But as contemplatives, we often find our greatest formation in paradox. And as disciples 2,000 years after the fact, we already know the end of the story. Of course, knowing what is coming, having faith that the tomb of our despairs will be empty, believing that God is waiting to find us out on the road, all this does not make the anxiety of our lives disappear. We still have to sit with the tension and live through it. But in truly knowing that the tomb is empty, we have faith that God is here with us, even in the midst of our tension and anxieties. And remembering that takes effort.

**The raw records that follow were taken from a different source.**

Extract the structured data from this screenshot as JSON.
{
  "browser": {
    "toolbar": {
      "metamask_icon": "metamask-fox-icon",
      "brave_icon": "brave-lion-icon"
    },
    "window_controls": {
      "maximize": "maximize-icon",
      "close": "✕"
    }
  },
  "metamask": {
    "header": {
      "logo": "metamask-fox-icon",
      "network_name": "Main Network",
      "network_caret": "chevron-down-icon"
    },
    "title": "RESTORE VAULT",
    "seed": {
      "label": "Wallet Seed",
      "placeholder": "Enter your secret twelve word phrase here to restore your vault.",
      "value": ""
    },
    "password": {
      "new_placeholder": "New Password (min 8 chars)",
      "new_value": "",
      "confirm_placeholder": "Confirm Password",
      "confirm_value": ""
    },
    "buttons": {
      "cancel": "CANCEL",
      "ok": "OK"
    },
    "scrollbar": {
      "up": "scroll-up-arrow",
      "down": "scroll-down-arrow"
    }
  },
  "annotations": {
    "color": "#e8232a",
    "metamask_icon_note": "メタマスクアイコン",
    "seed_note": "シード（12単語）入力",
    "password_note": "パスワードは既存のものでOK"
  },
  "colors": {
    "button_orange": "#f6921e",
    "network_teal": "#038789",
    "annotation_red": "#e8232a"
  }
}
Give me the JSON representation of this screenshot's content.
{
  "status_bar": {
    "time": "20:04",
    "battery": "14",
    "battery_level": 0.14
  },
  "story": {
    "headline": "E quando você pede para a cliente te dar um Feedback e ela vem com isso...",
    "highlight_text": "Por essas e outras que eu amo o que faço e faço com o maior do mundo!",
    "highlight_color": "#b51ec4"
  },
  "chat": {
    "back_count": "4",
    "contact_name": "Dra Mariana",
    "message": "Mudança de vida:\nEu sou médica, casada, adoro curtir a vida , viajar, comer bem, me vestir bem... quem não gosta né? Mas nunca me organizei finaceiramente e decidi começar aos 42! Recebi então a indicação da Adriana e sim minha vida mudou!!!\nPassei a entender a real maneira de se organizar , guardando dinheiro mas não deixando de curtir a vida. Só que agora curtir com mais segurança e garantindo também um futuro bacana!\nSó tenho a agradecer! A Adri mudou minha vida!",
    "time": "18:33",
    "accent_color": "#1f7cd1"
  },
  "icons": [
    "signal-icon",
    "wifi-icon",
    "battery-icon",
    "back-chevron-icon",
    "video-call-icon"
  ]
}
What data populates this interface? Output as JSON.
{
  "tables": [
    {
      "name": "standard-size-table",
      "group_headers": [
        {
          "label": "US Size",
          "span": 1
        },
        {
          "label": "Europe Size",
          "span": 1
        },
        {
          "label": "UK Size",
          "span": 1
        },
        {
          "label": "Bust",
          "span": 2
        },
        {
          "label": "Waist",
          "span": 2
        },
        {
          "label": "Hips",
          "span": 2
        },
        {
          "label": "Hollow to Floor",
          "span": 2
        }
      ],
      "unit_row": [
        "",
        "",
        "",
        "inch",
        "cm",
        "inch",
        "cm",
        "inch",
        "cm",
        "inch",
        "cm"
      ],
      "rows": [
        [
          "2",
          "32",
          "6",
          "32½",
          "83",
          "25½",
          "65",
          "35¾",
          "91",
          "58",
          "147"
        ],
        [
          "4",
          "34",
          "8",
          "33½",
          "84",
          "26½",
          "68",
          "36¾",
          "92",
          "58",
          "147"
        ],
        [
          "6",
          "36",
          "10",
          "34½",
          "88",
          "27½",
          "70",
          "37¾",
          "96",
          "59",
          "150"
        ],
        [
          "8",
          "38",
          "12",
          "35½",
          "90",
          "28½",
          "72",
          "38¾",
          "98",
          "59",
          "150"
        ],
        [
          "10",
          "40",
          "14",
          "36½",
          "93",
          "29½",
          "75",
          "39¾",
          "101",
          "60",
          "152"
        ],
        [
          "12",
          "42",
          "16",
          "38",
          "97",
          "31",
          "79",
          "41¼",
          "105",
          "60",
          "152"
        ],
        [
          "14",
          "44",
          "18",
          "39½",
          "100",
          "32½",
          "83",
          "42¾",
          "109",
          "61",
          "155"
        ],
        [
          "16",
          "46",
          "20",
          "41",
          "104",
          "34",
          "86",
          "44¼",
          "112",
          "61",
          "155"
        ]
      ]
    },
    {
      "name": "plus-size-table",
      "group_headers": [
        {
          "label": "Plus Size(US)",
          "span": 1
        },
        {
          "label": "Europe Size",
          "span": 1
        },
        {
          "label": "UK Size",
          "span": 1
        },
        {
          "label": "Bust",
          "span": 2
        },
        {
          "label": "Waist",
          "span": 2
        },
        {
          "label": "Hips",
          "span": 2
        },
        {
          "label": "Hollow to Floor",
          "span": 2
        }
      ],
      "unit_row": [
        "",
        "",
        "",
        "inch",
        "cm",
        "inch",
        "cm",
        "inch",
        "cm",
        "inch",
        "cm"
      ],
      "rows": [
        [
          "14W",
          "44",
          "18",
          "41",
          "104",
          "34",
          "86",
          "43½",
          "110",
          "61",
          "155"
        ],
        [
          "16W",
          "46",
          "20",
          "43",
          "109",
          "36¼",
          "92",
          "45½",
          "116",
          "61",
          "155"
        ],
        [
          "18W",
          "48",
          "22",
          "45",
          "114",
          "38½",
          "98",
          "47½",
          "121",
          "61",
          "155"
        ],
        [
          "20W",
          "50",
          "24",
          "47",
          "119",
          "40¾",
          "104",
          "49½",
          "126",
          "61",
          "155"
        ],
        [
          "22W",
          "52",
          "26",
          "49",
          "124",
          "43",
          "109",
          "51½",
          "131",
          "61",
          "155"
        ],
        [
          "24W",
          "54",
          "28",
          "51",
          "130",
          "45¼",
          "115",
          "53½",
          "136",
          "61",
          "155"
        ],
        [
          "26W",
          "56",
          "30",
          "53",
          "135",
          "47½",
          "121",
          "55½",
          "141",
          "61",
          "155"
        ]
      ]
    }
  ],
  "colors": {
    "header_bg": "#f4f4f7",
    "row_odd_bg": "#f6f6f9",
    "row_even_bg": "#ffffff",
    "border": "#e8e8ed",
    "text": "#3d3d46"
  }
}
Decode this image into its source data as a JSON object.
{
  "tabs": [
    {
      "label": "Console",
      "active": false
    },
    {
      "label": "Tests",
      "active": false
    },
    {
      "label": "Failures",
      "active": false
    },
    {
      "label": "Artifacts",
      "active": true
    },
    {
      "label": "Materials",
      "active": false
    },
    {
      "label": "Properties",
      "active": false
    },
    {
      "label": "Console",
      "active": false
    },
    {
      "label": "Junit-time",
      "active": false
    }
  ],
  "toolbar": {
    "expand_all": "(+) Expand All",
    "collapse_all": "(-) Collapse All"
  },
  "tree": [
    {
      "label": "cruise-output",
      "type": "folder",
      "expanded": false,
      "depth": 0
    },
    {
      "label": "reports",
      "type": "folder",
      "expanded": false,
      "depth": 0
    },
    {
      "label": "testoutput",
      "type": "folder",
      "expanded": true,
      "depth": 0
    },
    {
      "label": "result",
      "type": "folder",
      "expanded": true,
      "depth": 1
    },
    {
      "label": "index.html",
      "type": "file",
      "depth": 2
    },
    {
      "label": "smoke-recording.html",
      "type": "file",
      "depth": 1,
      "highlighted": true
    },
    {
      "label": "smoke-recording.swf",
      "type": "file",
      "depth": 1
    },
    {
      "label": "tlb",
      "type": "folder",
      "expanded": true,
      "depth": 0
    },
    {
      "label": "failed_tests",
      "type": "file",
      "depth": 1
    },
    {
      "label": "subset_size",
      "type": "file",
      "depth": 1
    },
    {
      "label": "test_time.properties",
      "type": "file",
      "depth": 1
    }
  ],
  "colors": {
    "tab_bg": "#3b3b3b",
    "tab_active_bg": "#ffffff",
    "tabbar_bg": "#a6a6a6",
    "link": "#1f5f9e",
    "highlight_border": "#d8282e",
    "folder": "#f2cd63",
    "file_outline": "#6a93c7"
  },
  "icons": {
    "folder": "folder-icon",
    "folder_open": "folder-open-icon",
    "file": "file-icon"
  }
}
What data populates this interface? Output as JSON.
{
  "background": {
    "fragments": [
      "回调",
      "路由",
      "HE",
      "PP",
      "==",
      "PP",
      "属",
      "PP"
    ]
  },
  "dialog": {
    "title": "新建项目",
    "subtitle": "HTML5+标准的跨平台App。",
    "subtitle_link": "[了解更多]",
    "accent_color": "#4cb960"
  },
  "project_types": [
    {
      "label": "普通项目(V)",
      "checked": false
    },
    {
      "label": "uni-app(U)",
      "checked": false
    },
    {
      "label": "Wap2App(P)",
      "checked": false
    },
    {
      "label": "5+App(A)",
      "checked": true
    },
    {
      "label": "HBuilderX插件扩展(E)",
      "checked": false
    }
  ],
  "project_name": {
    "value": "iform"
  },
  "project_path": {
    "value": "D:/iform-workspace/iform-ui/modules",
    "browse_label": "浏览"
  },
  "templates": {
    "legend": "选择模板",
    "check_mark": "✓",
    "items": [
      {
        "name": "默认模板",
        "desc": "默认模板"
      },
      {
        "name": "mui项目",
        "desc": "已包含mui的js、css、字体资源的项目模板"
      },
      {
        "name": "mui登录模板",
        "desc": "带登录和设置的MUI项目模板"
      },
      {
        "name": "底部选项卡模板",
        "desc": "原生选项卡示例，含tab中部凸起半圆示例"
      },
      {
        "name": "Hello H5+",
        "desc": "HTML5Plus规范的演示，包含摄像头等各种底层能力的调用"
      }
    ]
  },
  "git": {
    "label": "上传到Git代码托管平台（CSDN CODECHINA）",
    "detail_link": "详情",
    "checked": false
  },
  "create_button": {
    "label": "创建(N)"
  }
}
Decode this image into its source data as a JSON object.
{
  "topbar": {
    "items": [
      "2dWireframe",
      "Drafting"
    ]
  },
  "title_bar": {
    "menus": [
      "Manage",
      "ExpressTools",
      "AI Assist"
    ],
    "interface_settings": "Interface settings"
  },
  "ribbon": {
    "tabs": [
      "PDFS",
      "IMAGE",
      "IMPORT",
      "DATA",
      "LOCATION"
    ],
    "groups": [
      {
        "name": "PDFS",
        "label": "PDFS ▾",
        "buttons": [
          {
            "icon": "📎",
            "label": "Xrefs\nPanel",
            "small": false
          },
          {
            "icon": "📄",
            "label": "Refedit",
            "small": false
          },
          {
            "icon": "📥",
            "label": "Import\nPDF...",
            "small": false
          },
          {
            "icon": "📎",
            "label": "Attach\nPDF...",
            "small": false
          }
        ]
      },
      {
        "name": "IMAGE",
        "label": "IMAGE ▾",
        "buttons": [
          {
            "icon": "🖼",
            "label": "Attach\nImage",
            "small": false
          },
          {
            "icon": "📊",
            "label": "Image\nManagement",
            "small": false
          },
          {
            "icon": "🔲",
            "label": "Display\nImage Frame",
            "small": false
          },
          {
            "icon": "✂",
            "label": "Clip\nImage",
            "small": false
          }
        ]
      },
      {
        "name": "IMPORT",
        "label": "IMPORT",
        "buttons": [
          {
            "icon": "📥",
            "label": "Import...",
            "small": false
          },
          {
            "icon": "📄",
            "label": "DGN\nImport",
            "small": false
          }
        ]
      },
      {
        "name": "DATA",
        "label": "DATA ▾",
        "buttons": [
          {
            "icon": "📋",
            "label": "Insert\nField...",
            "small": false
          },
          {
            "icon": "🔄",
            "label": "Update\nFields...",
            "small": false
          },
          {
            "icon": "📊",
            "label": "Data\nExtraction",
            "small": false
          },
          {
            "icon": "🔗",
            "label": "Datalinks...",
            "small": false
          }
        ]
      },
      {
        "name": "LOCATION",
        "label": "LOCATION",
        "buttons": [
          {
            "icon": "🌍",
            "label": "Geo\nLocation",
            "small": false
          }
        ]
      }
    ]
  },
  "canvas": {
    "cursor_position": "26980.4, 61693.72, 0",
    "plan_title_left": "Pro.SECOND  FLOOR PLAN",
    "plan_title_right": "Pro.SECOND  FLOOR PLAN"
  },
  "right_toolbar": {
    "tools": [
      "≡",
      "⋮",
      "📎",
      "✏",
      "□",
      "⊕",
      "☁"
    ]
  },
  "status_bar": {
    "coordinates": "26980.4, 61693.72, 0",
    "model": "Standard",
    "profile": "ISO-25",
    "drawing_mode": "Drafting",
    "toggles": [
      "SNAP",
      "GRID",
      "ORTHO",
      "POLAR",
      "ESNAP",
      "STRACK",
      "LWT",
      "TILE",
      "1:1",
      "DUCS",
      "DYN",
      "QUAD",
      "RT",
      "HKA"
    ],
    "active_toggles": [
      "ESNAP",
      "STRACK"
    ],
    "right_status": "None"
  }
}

Lent is a period of inner work, penitence and discipline, that leads us to Easter. But that does not mean that Easter, even as a celebration, is nothing more than coasting and taking it easy. Like an athlete that trains day after day, preparing for the marathon, we train day after day in Lent to prepare for the marathon that is Easter, but that marathon still requires tremendous effort. Even in the midst of Resurrection, we will be with Thomas and experience his doubts. We will walk with the Apostles, still feeling loss because we do not recognize the Resurrected Christ in front of us who is comforting us. We will fall into despair and require a familiar act like the breaking of bread to remember that the tomb is indeed empty, that the story did not end with the crucifixion, but continues on everyday in the glorious Resurrection!
Remembering to celebrate these 50 days of Easter will take effort, but it is an effort that brings joy, hope, and peace. This Easter season, I ask you to pray especially for those who are still waiting in Holy Saturday, and who need the promise of Easter more than ever. We, as contemplatives, have found God inside us. We have each experienced that Love. Now, we must be true disciples and carry that Love out to those who so desperately need it. And as a community of contemplatives, when you find a Brother or Sister who is experiencing the anxieties of life, help each other in this season of Easter by reminding one another that the Christ is Risen, that the Lord is risen indeed! Alleluia! God’s Peace.
Silentio Coram Deo,
Br. Kenneth Hosley, O.P.C.